Limit: Incomplete Picture of Outcomes

Because data are collected ten months after graduation and published a bit later, the data are perpetually outdated and may not accurately reflect the present employment outlook. It is important to pay attention to school track records on their school profiles, employment trends in national, regional, and local markets, and BLS labor projections. The LST Reports data provide only a snapshot, showing placement in first jobs without looking further into a graduate's career. Some graduates in temporary jobs will find permanent professional work, while some permanent jobs will unexpectedly come to an end.

Though the picture is incomplete, ten-month outcomes are nevertheless very important. In the legal profession, the first job matters. In this education climate, with costs as high as they are, much emphasis focuses on these outcomes because nearly 4 in 5 graduates debt-financed at least some of their J.D. education. Initial loan payments are due shortly after graduation, whether or not the graduate's outcome reflect the successes he or she will find or lose throughout a career.

Limit: No Disaggregation of Job Characteristics by Location

This limit has much in common with the self-selection and incomplete picture problems.
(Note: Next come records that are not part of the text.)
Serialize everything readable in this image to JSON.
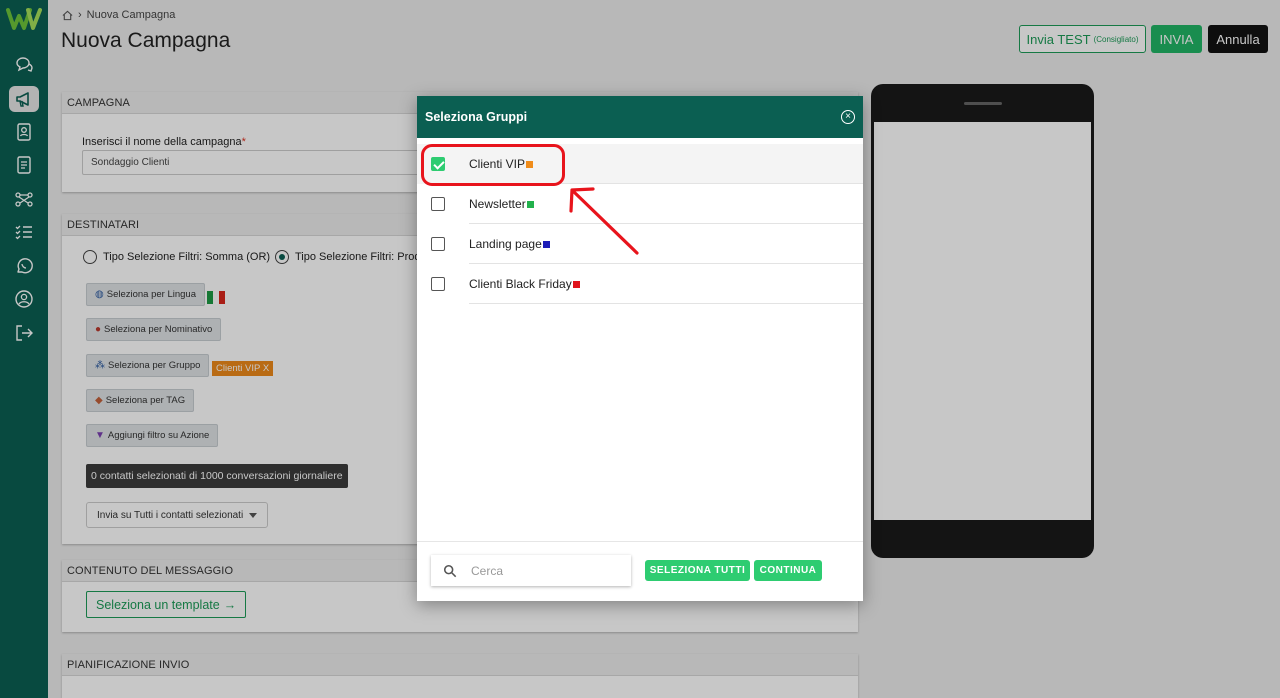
{
  "app": {
    "breadcrumb_current": "Nuova Campagna",
    "page_title": "Nuova Campagna"
  },
  "header": {
    "test_label": "Invia TEST",
    "test_hint": "(Consigliato)",
    "send_label": "INVIA",
    "cancel_label": "Annulla"
  },
  "sidebar": {
    "items": [
      {
        "icon": "chat-icon"
      },
      {
        "icon": "megaphone-icon",
        "active": true
      },
      {
        "icon": "contacts-icon"
      },
      {
        "icon": "document-icon"
      },
      {
        "icon": "flow-icon"
      },
      {
        "icon": "checklist-icon"
      },
      {
        "icon": "whatsapp-icon"
      },
      {
        "icon": "user-icon"
      },
      {
        "icon": "logout-icon"
      }
    ]
  },
  "campagna": {
    "header": "CAMPAGNA",
    "name_label": "Inserisci il nome della campagna",
    "required_mark": "*",
    "name_value": "Sondaggio Clienti"
  },
  "destinatari": {
    "header": "DESTINATARI",
    "radio_or": "Tipo Selezione Filtri: Somma (OR)",
    "radio_and": "Tipo Selezione Filtri: Prodo",
    "btn_lingua": "Seleziona per Lingua",
    "btn_nominativo": "Seleziona per Nominativo",
    "btn_gruppo": "Seleziona per Gruppo",
    "tag_selected": "Clienti VIP X",
    "btn_tag": "Seleziona per TAG",
    "btn_azione": "Aggiungi filtro su Azione",
    "count_text": "0 contatti selezionati di 1000 conversazioni giornaliere",
    "send_mode": "Invia su Tutti i contatti selezionati"
  },
  "contenuto": {
    "header": "CONTENUTO DEL MESSAGGIO",
    "template_btn": "Seleziona un template"
  },
  "pianificazione": {
    "header": "PIANIFICAZIONE INVIO"
  },
  "modal": {
    "title": "Seleziona Gruppi",
    "groups": [
      {
        "label": "Clienti VIP",
        "color": "#f08c1a",
        "checked": true
      },
      {
        "label": "Newsletter",
        "color": "#22b14c",
        "checked": false
      },
      {
        "label": "Landing page",
        "color": "#1d1db8",
        "checked": false
      },
      {
        "label": "Clienti Black Friday",
        "color": "#e0141c",
        "checked": false
      }
    ],
    "search_placeholder": "Cerca",
    "select_all_label": "SELEZIONA TUTTI",
    "continue_label": "CONTINUA"
  },
  "colors": {
    "brand_dark": "#0b5f52",
    "accent_green": "#2ecc71",
    "annotation_red": "#e8141c",
    "tag_orange": "#ee8a1a"
  }
}
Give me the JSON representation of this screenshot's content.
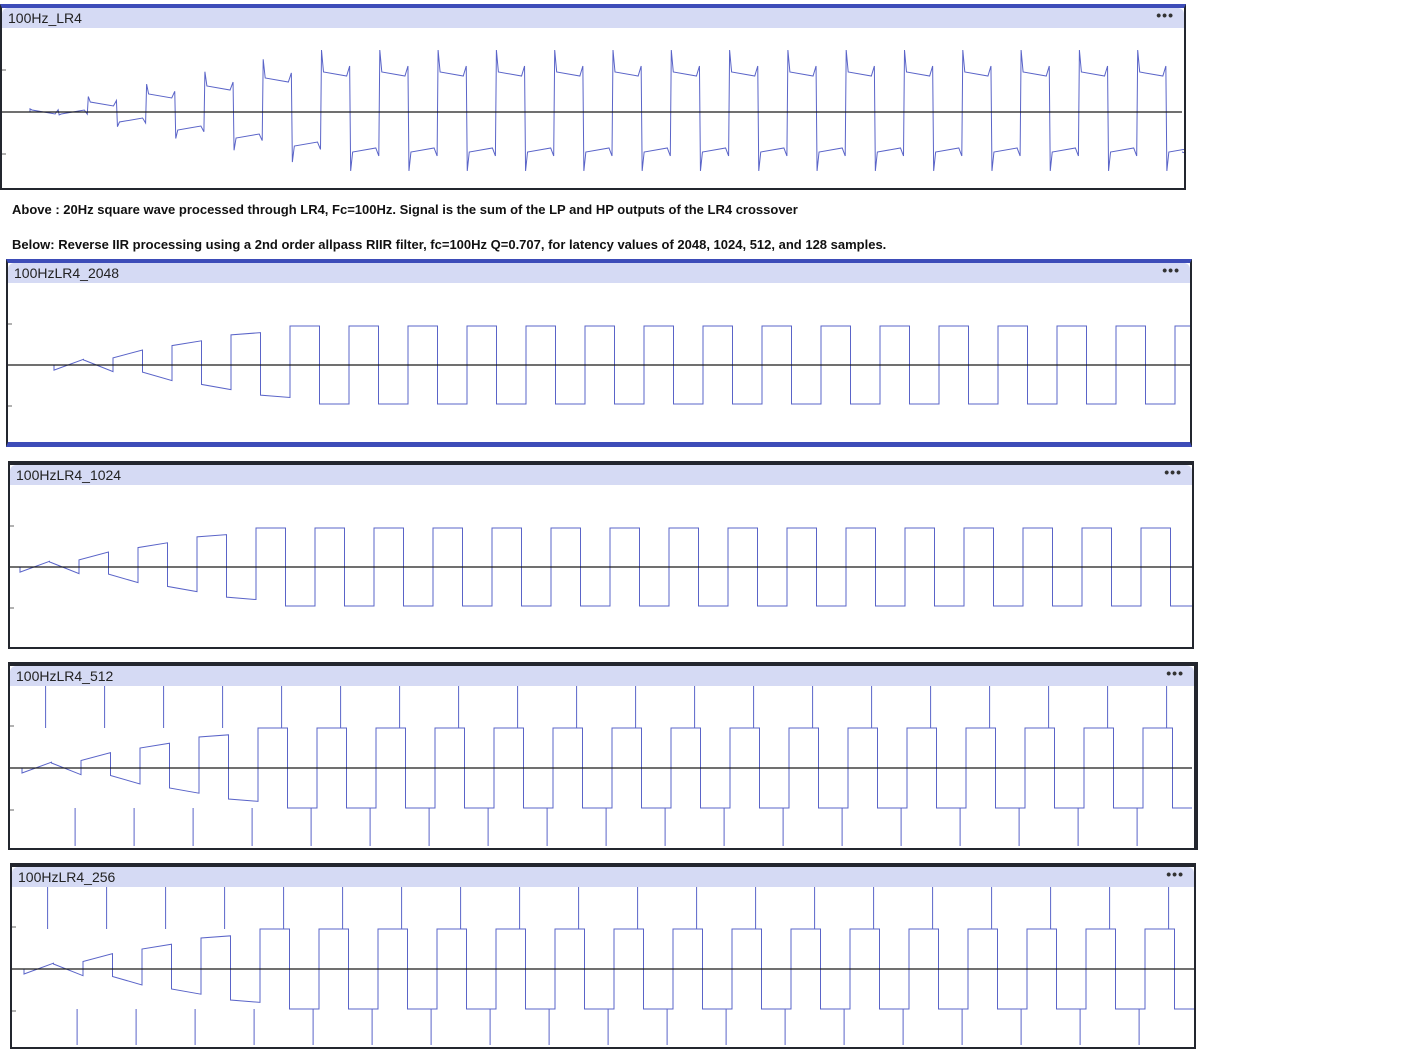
{
  "tracks": [
    {
      "name": "100Hz_LR4",
      "menu": "•••"
    },
    {
      "name": "100HzLR4_2048",
      "menu": "•••"
    },
    {
      "name": "100HzLR4_1024",
      "menu": "•••"
    },
    {
      "name": "100HzLR4_512",
      "menu": "•••"
    },
    {
      "name": "100HzLR4_256",
      "menu": "•••"
    }
  ],
  "captions": {
    "above": "Above : 20Hz square wave processed through LR4, Fc=100Hz. Signal is the sum of the LP and HP outputs of the LR4 crossover",
    "below": "Below: Reverse IIR processing using a 2nd order allpass RIIR filter, fc=100Hz Q=0.707, for latency values of 2048, 1024, 512, and 128 samples."
  },
  "colors": {
    "waveform": "#5a64c8",
    "centerline": "#1a1a1a",
    "titlebar": "#d5daf4",
    "accent": "#3d4cb8"
  },
  "waveform_kind": [
    "lr4",
    "riir2048",
    "riir1024",
    "riir512",
    "riir256"
  ]
}
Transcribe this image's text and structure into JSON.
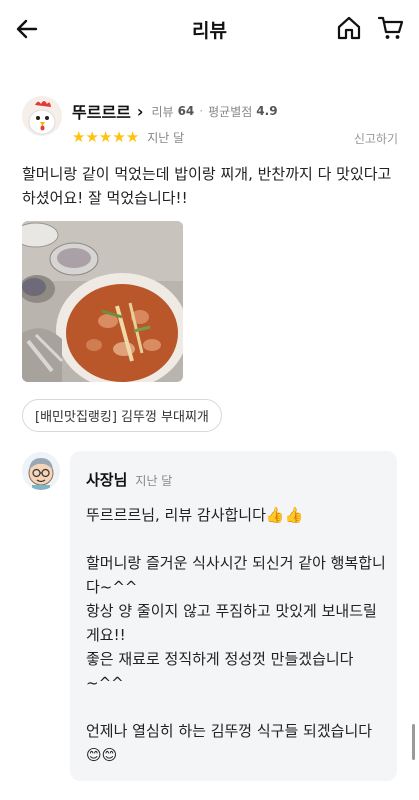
{
  "header": {
    "title": "리뷰",
    "back_icon": "arrow-left-icon",
    "home_icon": "home-icon",
    "cart_icon": "cart-icon"
  },
  "review": {
    "nickname": "뚜르르르",
    "review_count_label": "리뷰",
    "review_count": "64",
    "avg_rating_label": "평균별점",
    "avg_rating": "4.9",
    "stars": 5,
    "date": "지난 달",
    "report_label": "신고하기",
    "text": "할머니랑 같이 먹었는데 밥이랑 찌개, 반찬까지 다 맛있다고 하셨어요! 잘 먹었습니다!!",
    "photo_alt": "부대찌개 음식 사진",
    "menu_tag": "[배민맛집랭킹] 김뚜껑 부대찌개"
  },
  "reply": {
    "name": "사장님",
    "date": "지난 달",
    "text": "뚜르르르님, 리뷰 감사합니다👍👍\n\n할머니랑 즐거운 식사시간 되신거 같아 행복합니다~^^\n항상 양 줄이지 않고 푸짐하고 맛있게 보내드릴게요!!\n좋은 재료로 정직하게 정성껏 만들겠습니다~^^\n\n언제나 열심히 하는 김뚜껑 식구들 되겠습니다😊😊"
  },
  "colors": {
    "star": "#ffc20e",
    "reply_bg": "#f4f5f7",
    "tag_border": "#d8d8d8"
  }
}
All scores and rates reflect only school-wide data. It is plausible, and quite likely, that a school will have differing levels of success in different states. This means that placement in other states may either inflate or deflate the scores/rates. Using New Jersey as an example, the Employment Scores for School X may not match the success rate for New Jersey. The scores could be higher or lower if we could instead focus only on those graduates obtaining work in Georgia.

Were the data available, the scores and rates would still suffer from the self-selection problem. For instance, graduates may be inclined to move across state lines only after having received a job offer. This would create a very high score/rate within that state, but would not take into account students who want to move but have not found jobs. Likewise, students may cross state lines because they have been unable to find work in their preferred state and believe another state presents better opportunities.

Upshot: What Should You Do?

Ultimately, our goal is to better equip people with the tools they need to understand the decision to attend law school. More public information exists now than ever before. One type of new information is information about what data are missing. Acknowledging these gaps allows one to recognize what assumptions are supported and what assumptions are mere conjecture. Questioning assumptions like "law school is a ticket to financial security or success" or "if I get into law school, I should go" is huge progress and will result in better informed decisions. Analyze the reports and then did deeper into school data. See what's missing. Unbundle the information. Ask questions.